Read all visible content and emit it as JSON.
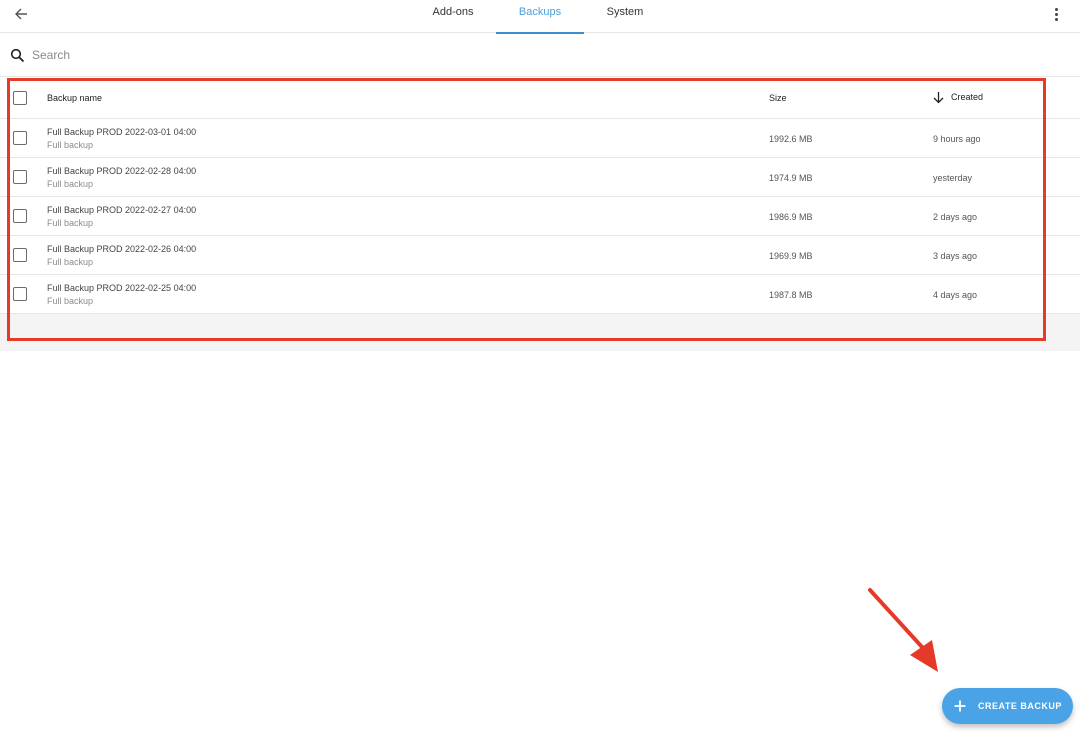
{
  "header": {
    "back_icon": "arrow-left-icon",
    "tabs": [
      {
        "label": "Add-ons",
        "active": false
      },
      {
        "label": "Backups",
        "active": true
      },
      {
        "label": "System",
        "active": false
      }
    ],
    "menu_icon": "more-vertical-icon"
  },
  "search": {
    "placeholder": "Search",
    "value": "",
    "icon": "search-icon"
  },
  "table": {
    "columns": {
      "name": "Backup name",
      "size": "Size",
      "created": "Created"
    },
    "sort": {
      "column": "created",
      "direction": "descending",
      "icon": "arrow-down-icon"
    },
    "rows": [
      {
        "name": "Full Backup PROD 2022-03-01 04:00",
        "type": "Full backup",
        "size": "1992.6 MB",
        "created": "9 hours ago"
      },
      {
        "name": "Full Backup PROD 2022-02-28 04:00",
        "type": "Full backup",
        "size": "1974.9 MB",
        "created": "yesterday"
      },
      {
        "name": "Full Backup PROD 2022-02-27 04:00",
        "type": "Full backup",
        "size": "1986.9 MB",
        "created": "2 days ago"
      },
      {
        "name": "Full Backup PROD 2022-02-26 04:00",
        "type": "Full backup",
        "size": "1969.9 MB",
        "created": "3 days ago"
      },
      {
        "name": "Full Backup PROD 2022-02-25 04:00",
        "type": "Full backup",
        "size": "1987.8 MB",
        "created": "4 days ago"
      }
    ]
  },
  "fab": {
    "label": "CREATE BACKUP",
    "icon": "plus-icon"
  },
  "colors": {
    "accent": "#4aa3e6",
    "active_tab": "#3c8fcf",
    "annotation": "#e53a2a"
  }
}
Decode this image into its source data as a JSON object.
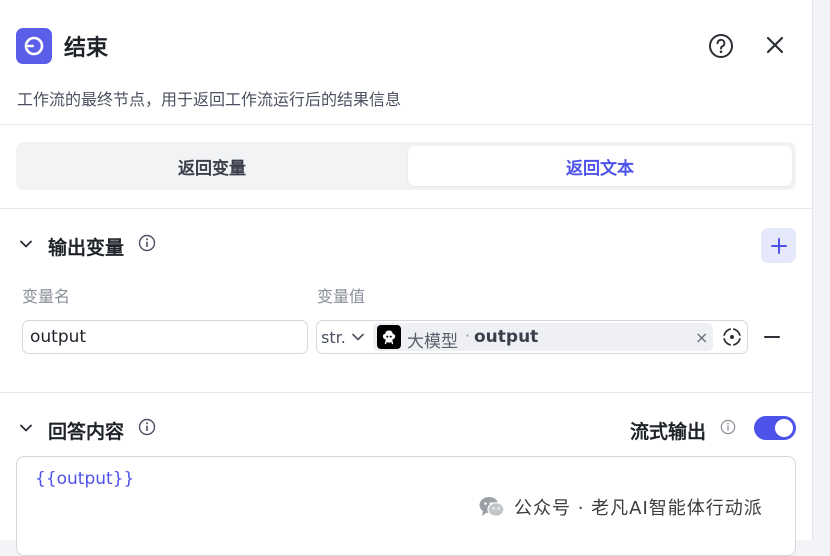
{
  "header": {
    "title": "结束",
    "description": "工作流的最终节点，用于返回工作流运行后的结果信息"
  },
  "tabs": [
    {
      "label": "返回变量",
      "active": false
    },
    {
      "label": "返回文本",
      "active": true
    }
  ],
  "output_section": {
    "title": "输出变量",
    "columns": {
      "name": "变量名",
      "value": "变量值"
    },
    "rows": [
      {
        "name": "output",
        "type": "str.",
        "ref_node": "大模型",
        "ref_separator": "·",
        "ref_var": "output"
      }
    ]
  },
  "answer_section": {
    "title": "回答内容",
    "stream_label": "流式输出",
    "stream_enabled": true,
    "content": "{{output}}"
  },
  "watermark": {
    "text": "公众号 · 老凡AI智能体行动派"
  },
  "colors": {
    "accent": "#4d53e8",
    "node_icon": "#5b5ee8",
    "add_button_bg": "#e6e8fc"
  },
  "icons": [
    "end-node-icon",
    "help-icon",
    "close-icon",
    "chevron-down-icon",
    "info-icon",
    "plus-icon",
    "model-icon",
    "clear-icon",
    "target-icon",
    "minus-icon",
    "wechat-icon"
  ]
}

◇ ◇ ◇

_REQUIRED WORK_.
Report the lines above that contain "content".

_RESPONSE TO THIS TASK_.
Read all visible content and emit it as JSON.
    "content": "{{output}}"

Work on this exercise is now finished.